◆ Task instructions ◆
Among the lines below, return each one that contains the word "number".

◆ Extracted entries ◆
>>>>

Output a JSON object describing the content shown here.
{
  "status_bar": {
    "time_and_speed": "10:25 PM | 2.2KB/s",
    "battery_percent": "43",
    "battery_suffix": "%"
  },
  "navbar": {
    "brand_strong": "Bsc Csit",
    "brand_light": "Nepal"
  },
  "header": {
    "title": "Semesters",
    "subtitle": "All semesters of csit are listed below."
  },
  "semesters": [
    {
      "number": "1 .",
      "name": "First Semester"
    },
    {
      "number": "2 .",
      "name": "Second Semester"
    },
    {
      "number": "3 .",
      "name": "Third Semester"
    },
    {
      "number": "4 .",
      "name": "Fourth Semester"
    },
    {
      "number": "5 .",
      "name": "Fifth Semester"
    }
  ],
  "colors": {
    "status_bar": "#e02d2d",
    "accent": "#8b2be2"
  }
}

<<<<
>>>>

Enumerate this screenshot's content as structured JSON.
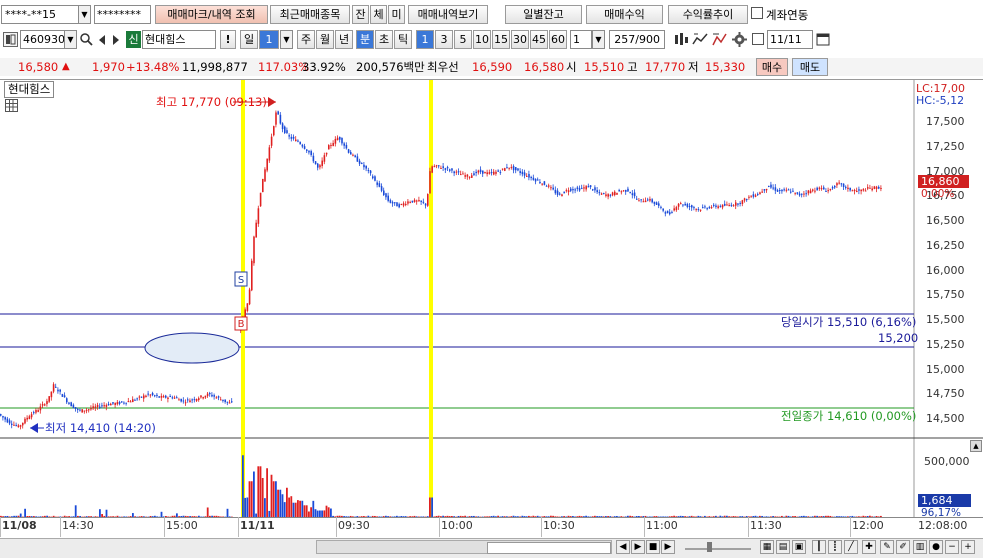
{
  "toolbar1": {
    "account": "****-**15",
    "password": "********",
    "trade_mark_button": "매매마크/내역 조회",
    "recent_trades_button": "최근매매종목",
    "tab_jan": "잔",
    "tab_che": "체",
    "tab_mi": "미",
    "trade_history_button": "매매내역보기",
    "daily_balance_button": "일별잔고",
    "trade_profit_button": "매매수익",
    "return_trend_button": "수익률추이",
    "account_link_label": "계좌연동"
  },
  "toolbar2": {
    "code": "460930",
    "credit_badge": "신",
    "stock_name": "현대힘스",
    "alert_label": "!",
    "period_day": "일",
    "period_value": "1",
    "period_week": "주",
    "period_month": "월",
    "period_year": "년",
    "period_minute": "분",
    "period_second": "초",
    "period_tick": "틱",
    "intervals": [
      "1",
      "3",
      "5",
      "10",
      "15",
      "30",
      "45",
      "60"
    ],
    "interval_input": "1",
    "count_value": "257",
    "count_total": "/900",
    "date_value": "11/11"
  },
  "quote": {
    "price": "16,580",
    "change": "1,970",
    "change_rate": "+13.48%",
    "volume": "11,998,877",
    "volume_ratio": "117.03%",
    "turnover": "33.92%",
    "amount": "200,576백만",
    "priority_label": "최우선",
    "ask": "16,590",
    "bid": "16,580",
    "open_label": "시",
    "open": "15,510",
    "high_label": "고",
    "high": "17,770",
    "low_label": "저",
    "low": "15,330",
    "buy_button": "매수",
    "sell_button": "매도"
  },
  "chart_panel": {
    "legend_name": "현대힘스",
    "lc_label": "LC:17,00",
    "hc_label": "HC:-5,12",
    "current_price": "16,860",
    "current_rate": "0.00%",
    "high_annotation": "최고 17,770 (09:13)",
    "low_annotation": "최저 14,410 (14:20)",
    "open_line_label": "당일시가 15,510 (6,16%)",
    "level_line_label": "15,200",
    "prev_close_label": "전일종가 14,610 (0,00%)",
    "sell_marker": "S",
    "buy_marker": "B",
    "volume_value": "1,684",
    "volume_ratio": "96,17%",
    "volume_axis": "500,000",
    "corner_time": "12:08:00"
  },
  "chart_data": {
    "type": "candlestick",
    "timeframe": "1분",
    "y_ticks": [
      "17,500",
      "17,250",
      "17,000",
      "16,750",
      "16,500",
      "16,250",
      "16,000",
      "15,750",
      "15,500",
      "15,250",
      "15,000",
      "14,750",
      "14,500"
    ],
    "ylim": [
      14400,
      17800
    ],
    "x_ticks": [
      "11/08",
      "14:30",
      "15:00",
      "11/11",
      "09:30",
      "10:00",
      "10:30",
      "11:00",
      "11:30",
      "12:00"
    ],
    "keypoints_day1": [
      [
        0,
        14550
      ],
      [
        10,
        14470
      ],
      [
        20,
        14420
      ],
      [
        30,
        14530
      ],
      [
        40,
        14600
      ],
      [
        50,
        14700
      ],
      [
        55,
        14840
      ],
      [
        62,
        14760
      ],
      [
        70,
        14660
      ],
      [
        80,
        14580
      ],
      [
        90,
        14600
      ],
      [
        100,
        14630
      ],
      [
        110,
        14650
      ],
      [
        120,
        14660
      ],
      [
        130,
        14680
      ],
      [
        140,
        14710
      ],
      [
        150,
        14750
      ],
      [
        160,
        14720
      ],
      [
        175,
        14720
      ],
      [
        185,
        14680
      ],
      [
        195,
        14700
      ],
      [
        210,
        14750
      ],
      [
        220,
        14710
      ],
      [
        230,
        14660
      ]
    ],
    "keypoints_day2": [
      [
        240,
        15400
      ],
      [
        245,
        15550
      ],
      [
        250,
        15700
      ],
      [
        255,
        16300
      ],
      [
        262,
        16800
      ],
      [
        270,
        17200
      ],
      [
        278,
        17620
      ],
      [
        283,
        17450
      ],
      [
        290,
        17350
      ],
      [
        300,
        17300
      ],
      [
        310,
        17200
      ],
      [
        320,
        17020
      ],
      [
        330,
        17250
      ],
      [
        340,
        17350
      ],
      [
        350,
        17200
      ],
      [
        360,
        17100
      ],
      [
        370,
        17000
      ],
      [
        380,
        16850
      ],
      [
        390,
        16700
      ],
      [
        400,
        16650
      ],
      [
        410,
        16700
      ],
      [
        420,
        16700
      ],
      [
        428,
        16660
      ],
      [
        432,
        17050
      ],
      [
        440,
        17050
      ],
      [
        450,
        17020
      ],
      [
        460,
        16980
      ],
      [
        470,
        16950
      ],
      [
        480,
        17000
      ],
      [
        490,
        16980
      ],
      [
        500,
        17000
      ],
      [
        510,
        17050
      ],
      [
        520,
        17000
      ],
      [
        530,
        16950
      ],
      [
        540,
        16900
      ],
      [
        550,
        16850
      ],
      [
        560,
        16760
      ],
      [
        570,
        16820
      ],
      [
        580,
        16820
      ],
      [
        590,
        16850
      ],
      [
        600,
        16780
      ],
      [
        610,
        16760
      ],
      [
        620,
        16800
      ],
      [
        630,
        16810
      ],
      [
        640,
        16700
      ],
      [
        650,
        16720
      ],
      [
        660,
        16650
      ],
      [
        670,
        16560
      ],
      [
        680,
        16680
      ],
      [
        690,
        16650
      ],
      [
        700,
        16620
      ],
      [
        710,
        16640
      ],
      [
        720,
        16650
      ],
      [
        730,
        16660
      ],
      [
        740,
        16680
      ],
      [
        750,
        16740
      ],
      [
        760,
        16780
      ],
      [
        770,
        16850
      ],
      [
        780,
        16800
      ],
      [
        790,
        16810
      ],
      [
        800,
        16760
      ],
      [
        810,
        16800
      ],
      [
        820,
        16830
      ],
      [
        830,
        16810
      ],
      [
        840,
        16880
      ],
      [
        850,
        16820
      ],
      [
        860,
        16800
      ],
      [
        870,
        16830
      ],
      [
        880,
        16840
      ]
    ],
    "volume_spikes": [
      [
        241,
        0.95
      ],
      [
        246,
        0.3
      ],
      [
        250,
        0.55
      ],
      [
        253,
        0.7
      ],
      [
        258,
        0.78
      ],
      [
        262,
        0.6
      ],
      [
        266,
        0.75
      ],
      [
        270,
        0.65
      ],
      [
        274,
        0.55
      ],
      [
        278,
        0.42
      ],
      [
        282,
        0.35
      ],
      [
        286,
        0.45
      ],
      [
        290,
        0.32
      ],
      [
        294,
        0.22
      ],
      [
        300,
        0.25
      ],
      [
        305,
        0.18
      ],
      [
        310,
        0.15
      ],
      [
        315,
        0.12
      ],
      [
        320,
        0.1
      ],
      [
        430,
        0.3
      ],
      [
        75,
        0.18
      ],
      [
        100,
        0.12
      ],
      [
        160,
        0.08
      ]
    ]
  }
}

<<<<

◆ Task solution ◆
      "number": "1 .",
      "number": "2 .",
      "number": "3 .",
      "number": "4 .",
      "number": "5 .",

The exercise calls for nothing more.